Matt has a new template in mind for Cambridge Street. He says that Sheffield’s huge Asian communities, particularly Chinese and Korean ones, contribute loads to the city. “The Asian community has subtly changed the housing, fashion and food landscape of the city in a way that isn’t often acknowledged,” he says. There are two cities, and they don’t interact with each other. Cambridge Street will be an attempt to bridge that cultural divide. The ground floor will be a traditional food hall, featuring the usual favourites with an additional bakery and a cookery school. The first floor, however, will be Asian-focused, with lower lighting and more of a futuristic, dark ambience. The top floor will be mixed but will feature dishes such as hot pot, which are theatrical and social but often intimidating to the uninitiated.
Several traders I spoke to did feel that Sheffield needed to up the diversity of its food offering. While the Moor does brilliant vegan Thai food and Nepalese, among other options, it’s only open for a lunchtime trade, and the dining area is utilitarian at best, not a place you’d meet friends and linger over drinks.
It doesn’t help that in a cash-strapped economy, people are more hesitant to take risks. Danny says price is often dictated by whoever is selling a substantial piece of food. This means the model of trying lots of small plates tends not to work when people are price conscious. “There’s a perception tacos aren’t as filling,” he says. “So you have to compete with the burger.” Holly tells me most of the vegan options are junk food, but she knows from her run with the apps that there’s an appetite out there for healthy vegan mains as well. If she’s tired of seeing the same food at events again and again, she says, surely the punters are too?
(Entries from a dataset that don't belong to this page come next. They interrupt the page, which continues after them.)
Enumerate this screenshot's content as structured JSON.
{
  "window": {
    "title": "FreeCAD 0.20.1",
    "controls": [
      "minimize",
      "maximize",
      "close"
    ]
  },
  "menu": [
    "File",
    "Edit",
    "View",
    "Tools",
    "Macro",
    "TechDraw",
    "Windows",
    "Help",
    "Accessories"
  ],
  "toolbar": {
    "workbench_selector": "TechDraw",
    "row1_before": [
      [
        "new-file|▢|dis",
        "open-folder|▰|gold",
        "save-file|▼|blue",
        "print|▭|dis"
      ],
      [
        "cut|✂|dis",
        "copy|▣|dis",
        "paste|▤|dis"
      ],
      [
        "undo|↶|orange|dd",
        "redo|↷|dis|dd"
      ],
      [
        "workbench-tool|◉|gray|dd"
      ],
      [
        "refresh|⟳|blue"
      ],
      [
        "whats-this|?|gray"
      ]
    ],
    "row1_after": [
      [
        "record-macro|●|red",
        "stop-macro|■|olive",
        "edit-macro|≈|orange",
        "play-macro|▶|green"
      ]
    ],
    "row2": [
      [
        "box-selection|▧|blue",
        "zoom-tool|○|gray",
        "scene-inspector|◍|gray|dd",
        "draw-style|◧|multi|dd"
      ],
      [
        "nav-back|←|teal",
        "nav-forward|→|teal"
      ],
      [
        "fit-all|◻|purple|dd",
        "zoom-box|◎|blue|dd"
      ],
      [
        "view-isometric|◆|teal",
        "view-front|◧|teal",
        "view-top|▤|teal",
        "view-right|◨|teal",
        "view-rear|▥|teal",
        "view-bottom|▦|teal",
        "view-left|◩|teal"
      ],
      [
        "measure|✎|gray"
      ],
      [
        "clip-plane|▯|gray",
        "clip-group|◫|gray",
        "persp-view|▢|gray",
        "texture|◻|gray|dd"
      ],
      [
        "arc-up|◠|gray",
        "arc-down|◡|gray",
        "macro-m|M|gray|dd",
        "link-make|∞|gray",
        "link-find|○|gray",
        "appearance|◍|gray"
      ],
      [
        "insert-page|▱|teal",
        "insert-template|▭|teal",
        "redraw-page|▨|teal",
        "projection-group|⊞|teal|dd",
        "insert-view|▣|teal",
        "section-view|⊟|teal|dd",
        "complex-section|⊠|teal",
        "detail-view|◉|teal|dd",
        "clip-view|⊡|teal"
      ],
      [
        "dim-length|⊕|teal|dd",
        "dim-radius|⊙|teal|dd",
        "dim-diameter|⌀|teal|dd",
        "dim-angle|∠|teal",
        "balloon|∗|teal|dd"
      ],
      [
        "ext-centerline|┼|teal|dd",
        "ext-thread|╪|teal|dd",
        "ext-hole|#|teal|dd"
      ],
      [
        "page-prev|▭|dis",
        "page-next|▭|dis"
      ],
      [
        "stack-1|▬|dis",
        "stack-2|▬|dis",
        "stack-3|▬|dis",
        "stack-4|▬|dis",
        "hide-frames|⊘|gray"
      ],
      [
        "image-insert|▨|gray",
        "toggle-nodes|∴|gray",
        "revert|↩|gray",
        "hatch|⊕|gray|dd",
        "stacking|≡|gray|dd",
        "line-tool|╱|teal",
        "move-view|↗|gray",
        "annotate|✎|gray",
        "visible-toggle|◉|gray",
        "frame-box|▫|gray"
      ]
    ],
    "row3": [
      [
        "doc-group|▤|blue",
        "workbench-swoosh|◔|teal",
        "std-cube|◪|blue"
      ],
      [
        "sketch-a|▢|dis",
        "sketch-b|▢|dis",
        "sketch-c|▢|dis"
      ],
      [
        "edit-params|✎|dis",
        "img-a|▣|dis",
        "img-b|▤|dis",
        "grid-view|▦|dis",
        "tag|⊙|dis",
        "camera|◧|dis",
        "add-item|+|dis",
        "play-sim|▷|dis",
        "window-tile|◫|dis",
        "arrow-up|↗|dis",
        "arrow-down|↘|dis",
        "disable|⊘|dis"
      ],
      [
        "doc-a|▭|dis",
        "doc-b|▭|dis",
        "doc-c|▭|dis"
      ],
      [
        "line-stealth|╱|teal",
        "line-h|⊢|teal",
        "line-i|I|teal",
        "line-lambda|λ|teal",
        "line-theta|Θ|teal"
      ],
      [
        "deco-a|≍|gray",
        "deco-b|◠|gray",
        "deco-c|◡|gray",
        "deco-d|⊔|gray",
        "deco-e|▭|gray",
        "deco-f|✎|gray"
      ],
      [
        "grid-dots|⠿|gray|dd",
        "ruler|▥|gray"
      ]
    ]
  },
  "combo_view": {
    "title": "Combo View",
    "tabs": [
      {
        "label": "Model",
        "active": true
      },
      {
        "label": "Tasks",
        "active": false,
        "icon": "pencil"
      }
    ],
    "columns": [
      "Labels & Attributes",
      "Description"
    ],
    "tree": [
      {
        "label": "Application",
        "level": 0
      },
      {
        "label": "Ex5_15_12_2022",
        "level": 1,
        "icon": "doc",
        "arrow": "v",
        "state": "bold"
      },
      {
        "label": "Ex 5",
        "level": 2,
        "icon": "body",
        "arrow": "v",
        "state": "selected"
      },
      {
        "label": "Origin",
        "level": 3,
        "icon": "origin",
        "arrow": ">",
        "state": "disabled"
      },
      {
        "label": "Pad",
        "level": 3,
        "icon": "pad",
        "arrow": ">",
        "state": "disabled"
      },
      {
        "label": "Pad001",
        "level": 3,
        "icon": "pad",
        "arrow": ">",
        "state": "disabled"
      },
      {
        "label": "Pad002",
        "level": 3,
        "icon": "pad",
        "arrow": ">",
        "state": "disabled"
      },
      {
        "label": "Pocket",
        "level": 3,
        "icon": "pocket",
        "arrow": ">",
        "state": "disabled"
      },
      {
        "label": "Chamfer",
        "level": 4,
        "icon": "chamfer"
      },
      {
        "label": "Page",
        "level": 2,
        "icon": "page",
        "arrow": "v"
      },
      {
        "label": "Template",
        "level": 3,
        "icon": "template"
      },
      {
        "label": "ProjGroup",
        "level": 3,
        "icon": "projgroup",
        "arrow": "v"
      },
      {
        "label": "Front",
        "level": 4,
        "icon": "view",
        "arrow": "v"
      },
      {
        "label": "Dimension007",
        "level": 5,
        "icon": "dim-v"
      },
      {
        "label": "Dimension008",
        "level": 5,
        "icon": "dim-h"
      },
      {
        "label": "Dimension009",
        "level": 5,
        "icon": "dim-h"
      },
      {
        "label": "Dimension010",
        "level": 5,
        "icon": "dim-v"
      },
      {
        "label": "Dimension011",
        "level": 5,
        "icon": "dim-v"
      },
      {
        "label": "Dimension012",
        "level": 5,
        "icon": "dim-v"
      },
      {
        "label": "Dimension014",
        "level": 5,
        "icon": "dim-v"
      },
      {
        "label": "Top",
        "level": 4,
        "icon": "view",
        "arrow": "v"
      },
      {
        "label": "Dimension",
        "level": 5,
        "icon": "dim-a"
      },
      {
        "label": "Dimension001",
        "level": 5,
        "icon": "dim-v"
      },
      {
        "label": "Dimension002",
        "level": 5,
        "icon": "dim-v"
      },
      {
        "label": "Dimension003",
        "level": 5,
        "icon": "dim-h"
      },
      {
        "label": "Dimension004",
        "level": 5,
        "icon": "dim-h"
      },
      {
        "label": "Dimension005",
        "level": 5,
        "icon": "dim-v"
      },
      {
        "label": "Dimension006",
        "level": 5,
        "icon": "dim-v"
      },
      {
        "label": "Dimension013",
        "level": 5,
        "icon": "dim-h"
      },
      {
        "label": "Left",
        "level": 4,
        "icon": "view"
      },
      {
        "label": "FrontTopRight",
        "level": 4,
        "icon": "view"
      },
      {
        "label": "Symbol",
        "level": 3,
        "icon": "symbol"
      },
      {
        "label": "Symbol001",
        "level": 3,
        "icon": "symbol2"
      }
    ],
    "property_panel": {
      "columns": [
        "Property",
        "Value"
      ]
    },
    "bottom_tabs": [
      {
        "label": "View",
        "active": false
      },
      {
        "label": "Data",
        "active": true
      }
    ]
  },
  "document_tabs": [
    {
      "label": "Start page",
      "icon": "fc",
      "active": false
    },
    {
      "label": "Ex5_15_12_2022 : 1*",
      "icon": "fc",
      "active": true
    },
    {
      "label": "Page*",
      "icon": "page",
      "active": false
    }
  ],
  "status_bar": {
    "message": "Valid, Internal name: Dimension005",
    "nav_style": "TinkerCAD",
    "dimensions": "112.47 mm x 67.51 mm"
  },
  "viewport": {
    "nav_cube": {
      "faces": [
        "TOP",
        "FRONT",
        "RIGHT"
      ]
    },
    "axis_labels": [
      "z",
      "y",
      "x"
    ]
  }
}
As the cost of living crisis, Covid and Brexit continue to influence the scene, some traders are returning to markets to help stay afloat. Even though Pellizco has seen a brisk trade since it opened, Danny realised he’d need to put together a calendar of markets and street food events to maintain his margins and meet the rising price of energy bills. And, because it’s hard to find someone who knows how to cook everything and drive the van with a trailer, this means he’ll probably be doing them himself. It’s not exactly what he had planned, he says, but it’s the way the industry is. And there’s even a dedicated taco festival taking place in Birmingham later this year, he tells me. “I couldn't really miss that,” he says with a shrug.